EXERCISE GOAL: Each line of the records needs to be written out exactly, with any image left out.

ENTRIES SUPPLIED:
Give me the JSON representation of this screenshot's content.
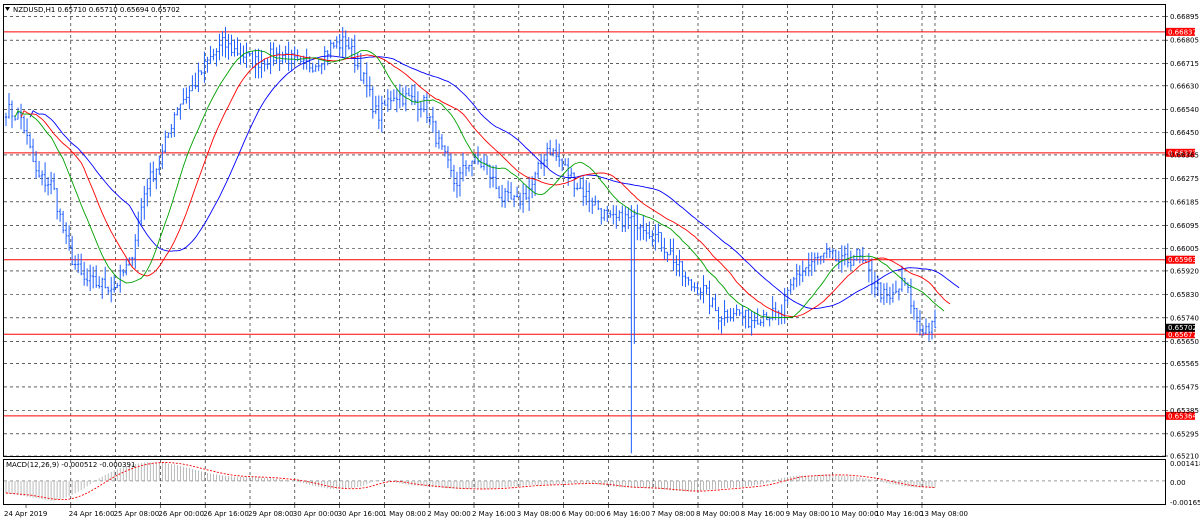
{
  "window": {
    "title": "NZDUSD,H1  0.65710 0.65710 0.65694 0.65702",
    "dropdown_icon": "triangle-down-icon"
  },
  "macd_panel": {
    "title": "MACD(12,26,9) -0.000512 -0.000391",
    "y_labels": [
      "0.001418",
      "0.00",
      "-0.001651"
    ]
  },
  "chart_data": {
    "type": "bar",
    "symbol": "NZDUSD",
    "timeframe": "H1",
    "x_tick_labels": [
      "24 Apr 2019",
      "24 Apr 16:00",
      "25 Apr 08:00",
      "26 Apr 00:00",
      "26 Apr 16:00",
      "29 Apr 08:00",
      "30 Apr 00:00",
      "30 Apr 16:00",
      "1 May 08:00",
      "2 May 00:00",
      "2 May 16:00",
      "3 May 08:00",
      "6 May 00:00",
      "6 May 16:00",
      "7 May 08:00",
      "8 May 00:00",
      "8 May 16:00",
      "9 May 08:00",
      "10 May 00:00",
      "10 May 16:00",
      "13 May 08:00"
    ],
    "y_tick_labels": [
      "0.66895",
      "0.66805",
      "0.66715",
      "0.66630",
      "0.66540",
      "0.66450",
      "0.66365",
      "0.66275",
      "0.66185",
      "0.66095",
      "0.66005",
      "0.65920",
      "0.65830",
      "0.65740",
      "0.65650",
      "0.65565",
      "0.65475",
      "0.65385",
      "0.65295",
      "0.65210"
    ],
    "ylim": [
      0.6521,
      0.6694
    ],
    "levels": [
      {
        "value": 0.66837,
        "label": "0.66837"
      },
      {
        "value": 0.66373,
        "label": "0.66373"
      },
      {
        "value": 0.65963,
        "label": "0.65963"
      },
      {
        "value": 0.65677,
        "label": "0.65677"
      },
      {
        "value": 0.65364,
        "label": "0.65364"
      }
    ],
    "current_price": {
      "value": 0.65702,
      "label": "0.65702"
    },
    "price_anchors": [
      0.6654,
      0.66505,
      0.6628,
      0.6625,
      0.66,
      0.6588,
      0.6587,
      0.6586,
      0.6595,
      0.6624,
      0.6635,
      0.6655,
      0.6662,
      0.6672,
      0.6679,
      0.6676,
      0.6672,
      0.6674,
      0.6675,
      0.667,
      0.6672,
      0.6678,
      0.668,
      0.6667,
      0.6651,
      0.666,
      0.6658,
      0.6656,
      0.664,
      0.6625,
      0.6635,
      0.6632,
      0.662,
      0.6618,
      0.6625,
      0.664,
      0.6632,
      0.6624,
      0.6618,
      0.6611,
      0.6612,
      0.6611,
      0.6605,
      0.6598,
      0.6587,
      0.6585,
      0.6575,
      0.6577,
      0.6573,
      0.6576,
      0.6574,
      0.659,
      0.6595,
      0.6598,
      0.6595,
      0.6598,
      0.6588,
      0.658,
      0.6588,
      0.657,
      0.65702
    ],
    "ma_colors": {
      "fast": "#00a000",
      "mid": "#ff0000",
      "slow": "#0000ff"
    },
    "bar_color": "#1e5eff",
    "level_color": "#ff0000",
    "grid": true,
    "macd": {
      "ylim": [
        -0.001651,
        0.001418
      ],
      "histogram_anchors": [
        -0.0009,
        -0.0011,
        -0.0013,
        -0.0015,
        -0.0012,
        -0.0006,
        0.0002,
        0.0008,
        0.0012,
        0.0014,
        0.0014,
        0.0012,
        0.0009,
        0.0006,
        0.0004,
        0.0003,
        0.0003,
        0.0002,
        0.0001,
        -0.0001,
        -0.0004,
        -0.0006,
        -0.0006,
        -0.0004,
        0.0001,
        -0.0001,
        -0.0003,
        -0.0004,
        -0.0005,
        -0.0006,
        -0.0006,
        -0.0006,
        -0.0005,
        -0.0004,
        -0.0003,
        -0.0003,
        -0.0002,
        -0.0002,
        -0.0002,
        -0.0004,
        -0.0005,
        -0.0005,
        -0.0006,
        -0.0007,
        -0.0008,
        -0.0007,
        -0.0006,
        -0.0005,
        -0.0004,
        -0.0002,
        0.0002,
        0.0004,
        0.0004,
        0.0005,
        0.0004,
        0.0003,
        0.0001,
        -0.0002,
        -0.0004,
        -0.0005,
        -0.0005
      ],
      "signal_color": "#ff0000",
      "hist_color": "#a9a9a9"
    }
  }
}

ANSWER TO THIS EXERCISE:
Give me the JSON representation of this screenshot's content.
{
  "window": {
    "title": "NZDUSD,H1  0.65710 0.65710 0.65694 0.65702",
    "dropdown_icon": "triangle-down-icon"
  },
  "macd_panel": {
    "title": "MACD(12,26,9) -0.000512 -0.000391",
    "y_labels": [
      "0.001418",
      "0.00",
      "-0.001651"
    ]
  },
  "chart_data": {
    "type": "bar",
    "symbol": "NZDUSD",
    "timeframe": "H1",
    "x_tick_labels": [
      "24 Apr 2019",
      "24 Apr 16:00",
      "25 Apr 08:00",
      "26 Apr 00:00",
      "26 Apr 16:00",
      "29 Apr 08:00",
      "30 Apr 00:00",
      "30 Apr 16:00",
      "1 May 08:00",
      "2 May 00:00",
      "2 May 16:00",
      "3 May 08:00",
      "6 May 00:00",
      "6 May 16:00",
      "7 May 08:00",
      "8 May 00:00",
      "8 May 16:00",
      "9 May 08:00",
      "10 May 00:00",
      "10 May 16:00",
      "13 May 08:00"
    ],
    "y_tick_labels": [
      "0.66895",
      "0.66805",
      "0.66715",
      "0.66630",
      "0.66540",
      "0.66450",
      "0.66365",
      "0.66275",
      "0.66185",
      "0.66095",
      "0.66005",
      "0.65920",
      "0.65830",
      "0.65740",
      "0.65650",
      "0.65565",
      "0.65475",
      "0.65385",
      "0.65295",
      "0.65210"
    ],
    "ylim": [
      0.6521,
      0.6694
    ],
    "levels": [
      {
        "value": 0.66837,
        "label": "0.66837"
      },
      {
        "value": 0.66373,
        "label": "0.66373"
      },
      {
        "value": 0.65963,
        "label": "0.65963"
      },
      {
        "value": 0.65677,
        "label": "0.65677"
      },
      {
        "value": 0.65364,
        "label": "0.65364"
      }
    ],
    "current_price": {
      "value": 0.65702,
      "label": "0.65702"
    },
    "price_anchors": [
      0.6654,
      0.66505,
      0.6628,
      0.6625,
      0.66,
      0.6588,
      0.6587,
      0.6586,
      0.6595,
      0.6624,
      0.6635,
      0.6655,
      0.6662,
      0.6672,
      0.6679,
      0.6676,
      0.6672,
      0.6674,
      0.6675,
      0.667,
      0.6672,
      0.6678,
      0.668,
      0.6667,
      0.6651,
      0.666,
      0.6658,
      0.6656,
      0.664,
      0.6625,
      0.6635,
      0.6632,
      0.662,
      0.6618,
      0.6625,
      0.664,
      0.6632,
      0.6624,
      0.6618,
      0.6611,
      0.6612,
      0.6611,
      0.6605,
      0.6598,
      0.6587,
      0.6585,
      0.6575,
      0.6577,
      0.6573,
      0.6576,
      0.6574,
      0.659,
      0.6595,
      0.6598,
      0.6595,
      0.6598,
      0.6588,
      0.658,
      0.6588,
      0.657,
      0.65702
    ],
    "ma_colors": {
      "fast": "#00a000",
      "mid": "#ff0000",
      "slow": "#0000ff"
    },
    "bar_color": "#1e5eff",
    "level_color": "#ff0000",
    "grid": true,
    "macd": {
      "ylim": [
        -0.001651,
        0.001418
      ],
      "histogram_anchors": [
        -0.0009,
        -0.0011,
        -0.0013,
        -0.0015,
        -0.0012,
        -0.0006,
        0.0002,
        0.0008,
        0.0012,
        0.0014,
        0.0014,
        0.0012,
        0.0009,
        0.0006,
        0.0004,
        0.0003,
        0.0003,
        0.0002,
        0.0001,
        -0.0001,
        -0.0004,
        -0.0006,
        -0.0006,
        -0.0004,
        0.0001,
        -0.0001,
        -0.0003,
        -0.0004,
        -0.0005,
        -0.0006,
        -0.0006,
        -0.0006,
        -0.0005,
        -0.0004,
        -0.0003,
        -0.0003,
        -0.0002,
        -0.0002,
        -0.0002,
        -0.0004,
        -0.0005,
        -0.0005,
        -0.0006,
        -0.0007,
        -0.0008,
        -0.0007,
        -0.0006,
        -0.0005,
        -0.0004,
        -0.0002,
        0.0002,
        0.0004,
        0.0004,
        0.0005,
        0.0004,
        0.0003,
        0.0001,
        -0.0002,
        -0.0004,
        -0.0005,
        -0.0005
      ],
      "signal_color": "#ff0000",
      "hist_color": "#a9a9a9"
    }
  }
}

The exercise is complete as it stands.